◆ Exercise goal: Please reproduce all entries word for word, leaving every image behind.
----------
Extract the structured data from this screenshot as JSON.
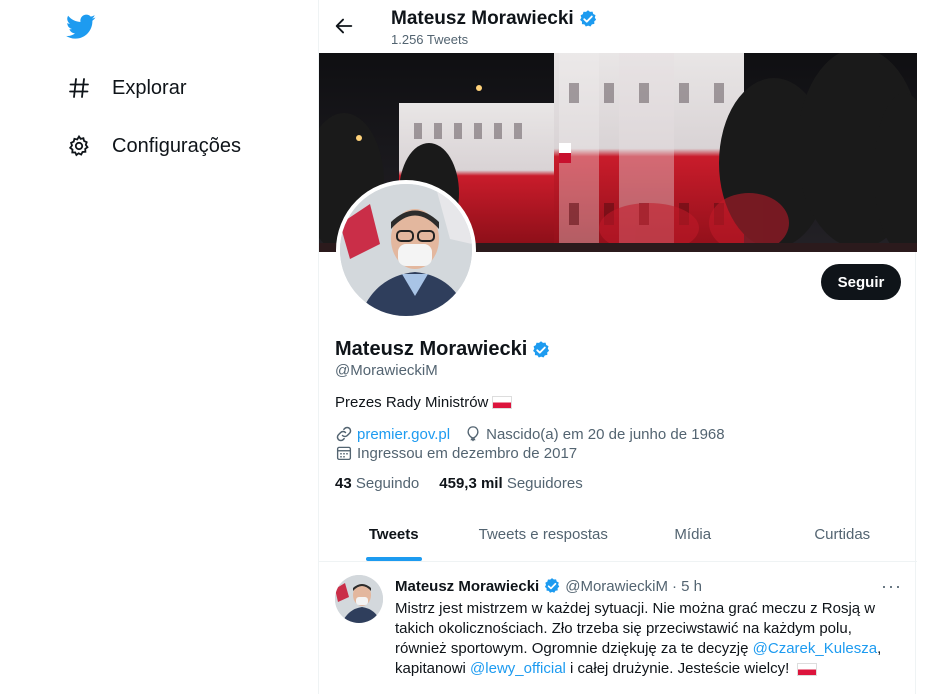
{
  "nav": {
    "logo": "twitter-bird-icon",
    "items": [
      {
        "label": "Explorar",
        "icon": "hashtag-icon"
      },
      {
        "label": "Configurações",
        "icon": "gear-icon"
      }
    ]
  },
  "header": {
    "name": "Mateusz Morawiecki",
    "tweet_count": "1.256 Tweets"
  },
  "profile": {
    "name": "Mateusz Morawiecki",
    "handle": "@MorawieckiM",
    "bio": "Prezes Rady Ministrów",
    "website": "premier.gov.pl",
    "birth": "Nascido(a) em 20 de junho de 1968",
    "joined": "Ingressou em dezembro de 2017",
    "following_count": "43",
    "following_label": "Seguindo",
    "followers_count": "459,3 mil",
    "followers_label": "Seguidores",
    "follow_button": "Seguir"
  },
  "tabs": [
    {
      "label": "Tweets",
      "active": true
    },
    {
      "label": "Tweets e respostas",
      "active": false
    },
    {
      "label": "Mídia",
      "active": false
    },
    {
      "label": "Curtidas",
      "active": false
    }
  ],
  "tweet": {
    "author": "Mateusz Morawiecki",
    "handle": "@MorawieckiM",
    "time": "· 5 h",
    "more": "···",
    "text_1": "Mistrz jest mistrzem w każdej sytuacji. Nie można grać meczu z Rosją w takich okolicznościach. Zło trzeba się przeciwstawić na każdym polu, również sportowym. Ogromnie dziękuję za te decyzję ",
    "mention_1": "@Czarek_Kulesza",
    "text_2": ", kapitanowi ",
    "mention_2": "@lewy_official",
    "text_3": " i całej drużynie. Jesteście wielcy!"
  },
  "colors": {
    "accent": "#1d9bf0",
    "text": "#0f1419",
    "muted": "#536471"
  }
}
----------
◆ Output for this exercise:
Extract the structured data from this screenshot as JSON.
{
  "nav": {
    "logo": "twitter-bird-icon",
    "items": [
      {
        "label": "Explorar",
        "icon": "hashtag-icon"
      },
      {
        "label": "Configurações",
        "icon": "gear-icon"
      }
    ]
  },
  "header": {
    "name": "Mateusz Morawiecki",
    "tweet_count": "1.256 Tweets"
  },
  "profile": {
    "name": "Mateusz Morawiecki",
    "handle": "@MorawieckiM",
    "bio": "Prezes Rady Ministrów",
    "website": "premier.gov.pl",
    "birth": "Nascido(a) em 20 de junho de 1968",
    "joined": "Ingressou em dezembro de 2017",
    "following_count": "43",
    "following_label": "Seguindo",
    "followers_count": "459,3 mil",
    "followers_label": "Seguidores",
    "follow_button": "Seguir"
  },
  "tabs": [
    {
      "label": "Tweets",
      "active": true
    },
    {
      "label": "Tweets e respostas",
      "active": false
    },
    {
      "label": "Mídia",
      "active": false
    },
    {
      "label": "Curtidas",
      "active": false
    }
  ],
  "tweet": {
    "author": "Mateusz Morawiecki",
    "handle": "@MorawieckiM",
    "time": "· 5 h",
    "more": "···",
    "text_1": "Mistrz jest mistrzem w każdej sytuacji. Nie można grać meczu z Rosją w takich okolicznościach. Zło trzeba się przeciwstawić na każdym polu, również sportowym. Ogromnie dziękuję za te decyzję ",
    "mention_1": "@Czarek_Kulesza",
    "text_2": ", kapitanowi ",
    "mention_2": "@lewy_official",
    "text_3": " i całej drużynie. Jesteście wielcy!"
  },
  "colors": {
    "accent": "#1d9bf0",
    "text": "#0f1419",
    "muted": "#536471"
  }
}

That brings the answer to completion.